Sen. Elizabeth Warren on Monday proposed eliminating the student loan debts of tens of millions of Americans and making all public colleges tuition-free, staking out an ambitious stance on one of the central policy debates of the 2020 Democratic primary.
Student debt and college affordability have become a key dividing line in the Democratic race, between more progressive candidates who favor sweeping new tuition and student-loan benefits and others who support more incremental adjustments to the way Americans pay for education.
Warren’s new plan would forgive $50,000 in student loans for Americans in households earning less than $100,000 a year. According to analysis provided by her campaign, that would provide immediate relief to more than 95% of the 45 million Americans with student debt. The Massachusetts Democrat and 2020 contender is also calling for a drastic increase in federal spending on higher education that would make tuition and fees free for all students at two- and four-year public colleges and expand grants for lower-income and minority students to cover costs like housing, food, books and child care.
The campaign estimates that the plan would cost $1.25 trillion over 10 years.
But how can “we” possibly afford this???
The revenue from Warren’s wealth tax proposal — a 2% tax on wealth above $50 million and a 3% tax on wealth above $1 billion — would pay for her newest proposal, her campaign said. According to details shared by her campaign, the massive debt cancellation and free college plan additionally asks states to chip in to cover the cost of tuition and fees. Warren has also said her universal child care proposal would be paid for by her wealth tax.
Asked about connecting the viability of her new proposal to another, Warren insisted that there is broad support for the idea of taxing the ultra-rich.
“For two cents on the dollar, we could pay for universal child care, universal pre-K, universal college and knock back the student loan debt burden for about 43 million Americans and still have nearly, just short, of $1 trillion leftover,” Warren said in an interview with CNN. “It tells you how badly out of whack our economy is right now.”

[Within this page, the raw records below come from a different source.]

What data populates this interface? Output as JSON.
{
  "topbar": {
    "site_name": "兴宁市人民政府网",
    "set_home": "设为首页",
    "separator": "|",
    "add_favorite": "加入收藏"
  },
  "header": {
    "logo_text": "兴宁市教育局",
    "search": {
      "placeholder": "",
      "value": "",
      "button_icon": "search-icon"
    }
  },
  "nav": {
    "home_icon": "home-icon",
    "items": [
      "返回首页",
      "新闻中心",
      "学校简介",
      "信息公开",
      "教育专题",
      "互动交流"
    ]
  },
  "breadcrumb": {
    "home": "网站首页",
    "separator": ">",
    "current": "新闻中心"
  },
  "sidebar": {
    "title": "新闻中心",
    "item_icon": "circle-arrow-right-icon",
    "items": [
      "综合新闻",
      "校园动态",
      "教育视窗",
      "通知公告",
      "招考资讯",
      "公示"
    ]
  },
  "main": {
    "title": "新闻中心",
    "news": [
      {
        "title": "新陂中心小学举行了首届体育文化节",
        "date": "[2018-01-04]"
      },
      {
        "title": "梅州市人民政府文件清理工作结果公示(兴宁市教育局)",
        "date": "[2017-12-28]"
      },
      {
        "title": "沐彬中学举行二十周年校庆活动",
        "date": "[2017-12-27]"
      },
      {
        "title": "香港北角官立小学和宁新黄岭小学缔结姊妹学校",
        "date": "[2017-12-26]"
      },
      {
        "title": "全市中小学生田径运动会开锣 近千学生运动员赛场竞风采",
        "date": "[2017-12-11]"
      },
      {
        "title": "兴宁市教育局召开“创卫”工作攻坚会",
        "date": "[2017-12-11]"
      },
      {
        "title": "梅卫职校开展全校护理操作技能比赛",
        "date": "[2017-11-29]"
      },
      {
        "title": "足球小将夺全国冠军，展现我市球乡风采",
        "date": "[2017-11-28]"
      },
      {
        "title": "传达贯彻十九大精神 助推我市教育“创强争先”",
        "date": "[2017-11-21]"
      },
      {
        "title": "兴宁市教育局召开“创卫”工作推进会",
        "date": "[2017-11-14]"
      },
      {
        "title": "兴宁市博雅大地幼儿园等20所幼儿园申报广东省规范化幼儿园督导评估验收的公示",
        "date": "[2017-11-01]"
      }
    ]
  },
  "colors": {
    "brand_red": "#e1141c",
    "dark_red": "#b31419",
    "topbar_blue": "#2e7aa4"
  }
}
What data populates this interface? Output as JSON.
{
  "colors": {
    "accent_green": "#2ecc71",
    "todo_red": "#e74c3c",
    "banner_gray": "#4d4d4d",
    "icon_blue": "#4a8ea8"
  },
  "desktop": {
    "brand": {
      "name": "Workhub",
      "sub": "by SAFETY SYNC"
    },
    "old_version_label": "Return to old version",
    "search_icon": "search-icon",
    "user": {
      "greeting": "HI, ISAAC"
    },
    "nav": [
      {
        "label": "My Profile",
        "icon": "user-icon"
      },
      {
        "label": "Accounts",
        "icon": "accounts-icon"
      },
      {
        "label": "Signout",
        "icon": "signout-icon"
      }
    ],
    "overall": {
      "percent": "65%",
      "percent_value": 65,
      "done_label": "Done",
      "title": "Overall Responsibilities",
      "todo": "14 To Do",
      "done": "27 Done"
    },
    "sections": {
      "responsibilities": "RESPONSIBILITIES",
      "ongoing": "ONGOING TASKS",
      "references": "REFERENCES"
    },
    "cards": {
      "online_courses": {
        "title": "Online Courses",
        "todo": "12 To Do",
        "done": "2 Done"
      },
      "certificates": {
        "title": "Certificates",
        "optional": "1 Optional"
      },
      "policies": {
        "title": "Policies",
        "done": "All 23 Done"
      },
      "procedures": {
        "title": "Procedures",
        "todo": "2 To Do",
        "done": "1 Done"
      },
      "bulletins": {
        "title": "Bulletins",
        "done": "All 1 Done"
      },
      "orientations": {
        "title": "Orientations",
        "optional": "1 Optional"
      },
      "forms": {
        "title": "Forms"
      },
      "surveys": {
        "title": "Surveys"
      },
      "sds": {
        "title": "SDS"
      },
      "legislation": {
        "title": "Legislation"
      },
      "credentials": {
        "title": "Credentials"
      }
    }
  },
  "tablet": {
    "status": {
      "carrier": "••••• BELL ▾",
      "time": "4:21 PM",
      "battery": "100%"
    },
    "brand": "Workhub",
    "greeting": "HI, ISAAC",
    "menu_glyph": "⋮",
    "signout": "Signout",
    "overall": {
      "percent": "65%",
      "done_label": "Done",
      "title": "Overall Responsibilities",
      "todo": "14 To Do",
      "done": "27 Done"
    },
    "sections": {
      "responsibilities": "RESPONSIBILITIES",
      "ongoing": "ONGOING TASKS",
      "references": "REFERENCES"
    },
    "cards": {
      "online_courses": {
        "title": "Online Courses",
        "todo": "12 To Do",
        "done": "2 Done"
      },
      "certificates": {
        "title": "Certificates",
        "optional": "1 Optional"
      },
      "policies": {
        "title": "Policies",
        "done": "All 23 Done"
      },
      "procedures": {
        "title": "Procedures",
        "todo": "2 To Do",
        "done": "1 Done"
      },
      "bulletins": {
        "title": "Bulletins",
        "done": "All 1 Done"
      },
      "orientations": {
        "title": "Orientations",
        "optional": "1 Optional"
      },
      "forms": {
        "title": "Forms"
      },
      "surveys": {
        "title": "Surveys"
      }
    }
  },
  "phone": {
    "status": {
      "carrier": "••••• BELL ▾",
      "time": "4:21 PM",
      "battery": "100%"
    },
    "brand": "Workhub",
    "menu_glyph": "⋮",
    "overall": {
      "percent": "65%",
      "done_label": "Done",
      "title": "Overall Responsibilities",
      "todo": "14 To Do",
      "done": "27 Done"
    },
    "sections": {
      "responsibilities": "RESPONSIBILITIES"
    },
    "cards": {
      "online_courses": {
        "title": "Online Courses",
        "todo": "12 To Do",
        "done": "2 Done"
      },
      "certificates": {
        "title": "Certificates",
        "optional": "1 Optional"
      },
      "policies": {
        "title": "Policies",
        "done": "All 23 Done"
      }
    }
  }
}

A couple of notes:
(1) Warren’s various proposals would, if enacted, would merely transform the United States into a typical developed nation in regard to these issues, as opposed to maintaining what is, comparatively speaking, an extraordinarily reactionary status quo.
These proposals are not magic bullets: they’re merely necessary, but far from sufficient, first steps for dealing with radical levels of economic and social inequality. That they’re considered radical simply underlines how reactionary the political status quo in America has become.
(2) This is a more general point, but our cultural consciousness in regard to how much wealth is generated by contemporary developed economies lags far behind historical reality. U.S. per capita GDP tripled between 1840 and 1900, tripled again between 1900 and 1960, and tripled yet again since 1960.
This mind-boggling increase in wealth over an eye-blink of human history (John Tyler became president in 1841, and he has living grandchildren!) still hasn’t been assimilated into our collective social and political psychology. As Warren’s proposal reveals, “luxuries” such as universal child care, universal pre-K, universal college access without the specter of crushing debt, require what at this point have become practically trivial realignments of wealth in a $20 trillion annual economy.
In other words, poverty and radical inequality are now purely problems of wealth distribution, not wealth production.
Elizabeth Warren’s willingness to recognize this in even the most preliminary and modest way makes her a “radical.” Of course the real radicals are the people who think late 19th-century America represents a desirable model for 21st century America.